:: Data for processing ::

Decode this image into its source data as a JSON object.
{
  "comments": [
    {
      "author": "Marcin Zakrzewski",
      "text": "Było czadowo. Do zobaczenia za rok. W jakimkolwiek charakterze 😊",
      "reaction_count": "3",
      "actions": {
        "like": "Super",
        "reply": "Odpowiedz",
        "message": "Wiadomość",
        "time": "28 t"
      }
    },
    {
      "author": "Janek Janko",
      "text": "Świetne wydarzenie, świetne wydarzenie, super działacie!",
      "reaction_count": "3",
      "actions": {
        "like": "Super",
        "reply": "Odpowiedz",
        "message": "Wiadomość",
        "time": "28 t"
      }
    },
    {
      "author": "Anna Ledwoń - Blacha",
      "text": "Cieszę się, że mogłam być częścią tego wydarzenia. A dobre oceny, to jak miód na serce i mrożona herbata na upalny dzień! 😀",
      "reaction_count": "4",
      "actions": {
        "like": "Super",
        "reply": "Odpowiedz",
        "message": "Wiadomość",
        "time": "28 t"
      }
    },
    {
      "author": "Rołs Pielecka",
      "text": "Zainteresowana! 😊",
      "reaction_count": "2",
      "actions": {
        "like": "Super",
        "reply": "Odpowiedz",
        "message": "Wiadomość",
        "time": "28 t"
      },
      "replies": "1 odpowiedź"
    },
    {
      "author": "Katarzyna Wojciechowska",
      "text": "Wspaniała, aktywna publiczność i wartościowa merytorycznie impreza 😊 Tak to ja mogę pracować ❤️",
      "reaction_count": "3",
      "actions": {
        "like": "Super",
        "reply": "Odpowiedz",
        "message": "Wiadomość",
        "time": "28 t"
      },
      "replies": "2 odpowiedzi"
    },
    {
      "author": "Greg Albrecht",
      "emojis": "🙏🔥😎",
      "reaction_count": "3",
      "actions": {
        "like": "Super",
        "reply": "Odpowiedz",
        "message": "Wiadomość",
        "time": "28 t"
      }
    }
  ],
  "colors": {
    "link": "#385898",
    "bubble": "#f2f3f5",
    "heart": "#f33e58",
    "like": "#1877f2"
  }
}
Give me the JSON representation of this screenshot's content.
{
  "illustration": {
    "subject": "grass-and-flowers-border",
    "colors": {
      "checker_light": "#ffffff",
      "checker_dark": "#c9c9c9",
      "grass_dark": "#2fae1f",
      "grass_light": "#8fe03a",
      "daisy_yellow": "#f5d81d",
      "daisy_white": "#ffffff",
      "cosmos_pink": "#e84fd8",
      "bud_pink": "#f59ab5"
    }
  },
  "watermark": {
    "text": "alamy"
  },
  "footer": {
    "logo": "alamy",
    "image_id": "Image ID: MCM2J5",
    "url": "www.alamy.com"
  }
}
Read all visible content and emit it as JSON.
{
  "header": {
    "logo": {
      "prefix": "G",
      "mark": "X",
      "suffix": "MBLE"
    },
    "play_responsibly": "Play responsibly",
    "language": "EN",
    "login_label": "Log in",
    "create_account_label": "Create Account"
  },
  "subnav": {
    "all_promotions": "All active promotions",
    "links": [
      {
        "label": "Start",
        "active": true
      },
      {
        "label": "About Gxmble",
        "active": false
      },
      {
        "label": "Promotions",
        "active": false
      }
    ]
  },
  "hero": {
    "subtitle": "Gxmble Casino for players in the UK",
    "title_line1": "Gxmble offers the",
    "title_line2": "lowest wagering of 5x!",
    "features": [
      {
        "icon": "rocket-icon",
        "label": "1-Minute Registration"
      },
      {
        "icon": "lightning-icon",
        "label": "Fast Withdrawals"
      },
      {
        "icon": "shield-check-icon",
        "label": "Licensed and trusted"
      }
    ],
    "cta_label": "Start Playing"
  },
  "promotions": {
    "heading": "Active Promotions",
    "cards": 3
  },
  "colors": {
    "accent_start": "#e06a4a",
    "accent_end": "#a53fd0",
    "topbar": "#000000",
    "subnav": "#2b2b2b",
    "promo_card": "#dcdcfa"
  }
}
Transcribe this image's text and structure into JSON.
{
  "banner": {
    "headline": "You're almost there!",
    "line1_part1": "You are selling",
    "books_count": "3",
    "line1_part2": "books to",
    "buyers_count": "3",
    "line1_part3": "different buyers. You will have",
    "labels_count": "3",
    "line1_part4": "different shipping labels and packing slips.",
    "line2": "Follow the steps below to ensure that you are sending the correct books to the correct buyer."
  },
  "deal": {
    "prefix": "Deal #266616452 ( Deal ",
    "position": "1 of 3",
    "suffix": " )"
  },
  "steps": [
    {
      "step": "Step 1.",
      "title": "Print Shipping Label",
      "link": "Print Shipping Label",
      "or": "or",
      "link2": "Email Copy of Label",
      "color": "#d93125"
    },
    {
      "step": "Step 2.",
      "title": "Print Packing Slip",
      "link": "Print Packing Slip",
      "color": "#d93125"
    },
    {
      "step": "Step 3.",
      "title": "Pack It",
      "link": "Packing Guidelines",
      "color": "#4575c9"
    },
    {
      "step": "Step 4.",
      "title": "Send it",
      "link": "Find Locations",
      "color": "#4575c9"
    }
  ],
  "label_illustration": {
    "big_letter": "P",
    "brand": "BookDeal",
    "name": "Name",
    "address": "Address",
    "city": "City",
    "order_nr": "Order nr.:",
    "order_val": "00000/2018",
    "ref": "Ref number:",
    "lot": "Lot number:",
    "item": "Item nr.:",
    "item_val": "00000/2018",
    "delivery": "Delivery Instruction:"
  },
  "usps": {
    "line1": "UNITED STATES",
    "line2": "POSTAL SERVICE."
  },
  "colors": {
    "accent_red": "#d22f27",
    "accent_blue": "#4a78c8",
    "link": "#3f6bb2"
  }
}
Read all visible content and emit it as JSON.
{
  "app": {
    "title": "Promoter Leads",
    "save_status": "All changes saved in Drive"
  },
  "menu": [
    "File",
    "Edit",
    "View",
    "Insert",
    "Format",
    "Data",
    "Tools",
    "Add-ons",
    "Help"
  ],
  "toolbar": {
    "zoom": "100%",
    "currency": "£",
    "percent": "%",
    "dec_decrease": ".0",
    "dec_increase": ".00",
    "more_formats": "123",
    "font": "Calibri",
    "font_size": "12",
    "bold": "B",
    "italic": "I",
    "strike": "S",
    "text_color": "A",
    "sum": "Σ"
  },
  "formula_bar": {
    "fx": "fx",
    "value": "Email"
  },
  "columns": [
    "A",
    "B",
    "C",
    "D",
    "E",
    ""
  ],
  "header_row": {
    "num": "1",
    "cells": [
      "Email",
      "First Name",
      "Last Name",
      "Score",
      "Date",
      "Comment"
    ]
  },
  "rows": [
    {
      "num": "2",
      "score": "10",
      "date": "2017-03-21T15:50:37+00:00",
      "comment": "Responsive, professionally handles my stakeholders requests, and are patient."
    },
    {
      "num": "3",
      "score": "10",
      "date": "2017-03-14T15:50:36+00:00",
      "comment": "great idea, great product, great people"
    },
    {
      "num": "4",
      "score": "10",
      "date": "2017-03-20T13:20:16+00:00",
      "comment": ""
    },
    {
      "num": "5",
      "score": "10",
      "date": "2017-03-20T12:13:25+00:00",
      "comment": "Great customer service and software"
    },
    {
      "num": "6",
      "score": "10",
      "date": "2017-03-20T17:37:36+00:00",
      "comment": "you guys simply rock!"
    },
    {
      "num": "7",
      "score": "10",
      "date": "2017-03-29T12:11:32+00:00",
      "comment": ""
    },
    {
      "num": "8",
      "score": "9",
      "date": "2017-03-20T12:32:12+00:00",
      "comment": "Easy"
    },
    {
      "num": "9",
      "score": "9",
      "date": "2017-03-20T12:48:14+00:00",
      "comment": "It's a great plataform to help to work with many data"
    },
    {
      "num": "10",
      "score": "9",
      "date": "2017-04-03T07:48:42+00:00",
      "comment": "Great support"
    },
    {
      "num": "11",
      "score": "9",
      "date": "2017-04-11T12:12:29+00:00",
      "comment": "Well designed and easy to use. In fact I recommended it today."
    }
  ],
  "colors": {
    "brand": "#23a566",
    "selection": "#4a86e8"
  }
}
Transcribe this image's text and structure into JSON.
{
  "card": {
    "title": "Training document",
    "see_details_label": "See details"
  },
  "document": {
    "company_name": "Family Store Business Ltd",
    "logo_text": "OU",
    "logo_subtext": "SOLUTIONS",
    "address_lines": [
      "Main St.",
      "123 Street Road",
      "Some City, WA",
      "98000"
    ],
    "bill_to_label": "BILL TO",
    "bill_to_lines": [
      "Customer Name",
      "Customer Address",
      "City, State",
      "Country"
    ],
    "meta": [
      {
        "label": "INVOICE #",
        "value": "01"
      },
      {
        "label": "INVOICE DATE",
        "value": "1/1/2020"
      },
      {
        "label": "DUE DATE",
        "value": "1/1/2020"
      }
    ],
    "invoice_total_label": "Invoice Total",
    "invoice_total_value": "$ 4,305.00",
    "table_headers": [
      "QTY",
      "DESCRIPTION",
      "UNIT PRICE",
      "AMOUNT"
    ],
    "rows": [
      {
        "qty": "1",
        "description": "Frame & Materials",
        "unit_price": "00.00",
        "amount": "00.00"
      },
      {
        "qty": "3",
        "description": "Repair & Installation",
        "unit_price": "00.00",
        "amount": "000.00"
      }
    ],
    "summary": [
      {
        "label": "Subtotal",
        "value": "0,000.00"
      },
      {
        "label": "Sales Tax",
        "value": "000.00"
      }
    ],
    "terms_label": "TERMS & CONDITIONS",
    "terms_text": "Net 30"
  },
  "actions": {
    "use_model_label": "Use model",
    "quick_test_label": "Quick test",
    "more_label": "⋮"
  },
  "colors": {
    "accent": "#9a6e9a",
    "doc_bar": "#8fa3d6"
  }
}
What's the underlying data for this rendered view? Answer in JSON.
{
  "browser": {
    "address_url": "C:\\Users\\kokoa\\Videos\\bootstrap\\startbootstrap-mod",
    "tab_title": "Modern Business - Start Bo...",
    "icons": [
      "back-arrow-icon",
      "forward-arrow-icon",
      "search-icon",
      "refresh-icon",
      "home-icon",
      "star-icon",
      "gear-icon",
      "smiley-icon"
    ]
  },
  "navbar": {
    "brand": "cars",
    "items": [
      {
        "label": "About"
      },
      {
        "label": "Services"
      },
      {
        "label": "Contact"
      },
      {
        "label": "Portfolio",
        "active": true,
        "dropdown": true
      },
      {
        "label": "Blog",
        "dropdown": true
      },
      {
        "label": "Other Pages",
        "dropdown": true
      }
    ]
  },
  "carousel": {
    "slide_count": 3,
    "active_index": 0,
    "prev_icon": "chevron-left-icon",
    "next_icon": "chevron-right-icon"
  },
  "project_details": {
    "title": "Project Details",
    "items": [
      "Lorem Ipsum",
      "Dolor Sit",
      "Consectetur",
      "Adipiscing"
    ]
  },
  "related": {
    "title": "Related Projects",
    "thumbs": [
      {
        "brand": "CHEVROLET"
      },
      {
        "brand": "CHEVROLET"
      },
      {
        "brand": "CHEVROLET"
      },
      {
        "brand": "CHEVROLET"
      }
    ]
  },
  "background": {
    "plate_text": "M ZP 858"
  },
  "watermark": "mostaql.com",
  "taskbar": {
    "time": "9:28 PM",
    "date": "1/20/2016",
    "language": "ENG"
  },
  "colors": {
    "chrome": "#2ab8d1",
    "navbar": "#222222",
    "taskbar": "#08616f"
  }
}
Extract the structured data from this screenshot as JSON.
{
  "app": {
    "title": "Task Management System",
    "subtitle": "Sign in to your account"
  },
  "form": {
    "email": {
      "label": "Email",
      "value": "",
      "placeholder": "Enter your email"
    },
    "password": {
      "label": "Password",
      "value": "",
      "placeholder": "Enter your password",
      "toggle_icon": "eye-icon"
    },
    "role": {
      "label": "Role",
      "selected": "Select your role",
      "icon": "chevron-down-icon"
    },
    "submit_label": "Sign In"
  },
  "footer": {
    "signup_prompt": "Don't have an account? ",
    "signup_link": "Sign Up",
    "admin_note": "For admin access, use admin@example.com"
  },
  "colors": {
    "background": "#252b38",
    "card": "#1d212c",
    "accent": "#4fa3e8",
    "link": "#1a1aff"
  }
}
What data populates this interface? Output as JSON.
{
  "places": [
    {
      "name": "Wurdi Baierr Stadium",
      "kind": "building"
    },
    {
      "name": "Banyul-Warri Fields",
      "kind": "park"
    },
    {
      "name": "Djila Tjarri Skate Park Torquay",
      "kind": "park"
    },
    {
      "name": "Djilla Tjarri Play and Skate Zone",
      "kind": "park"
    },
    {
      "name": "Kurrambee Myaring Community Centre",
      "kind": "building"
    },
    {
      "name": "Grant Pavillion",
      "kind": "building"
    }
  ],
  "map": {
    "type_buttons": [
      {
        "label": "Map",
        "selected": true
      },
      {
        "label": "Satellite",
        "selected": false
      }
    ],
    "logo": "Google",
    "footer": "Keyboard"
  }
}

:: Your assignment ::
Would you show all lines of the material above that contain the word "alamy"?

:: Reply to the exercise ::
    "text": "alamy"
    "logo": "alamy",
    "url": "www.alamy.com"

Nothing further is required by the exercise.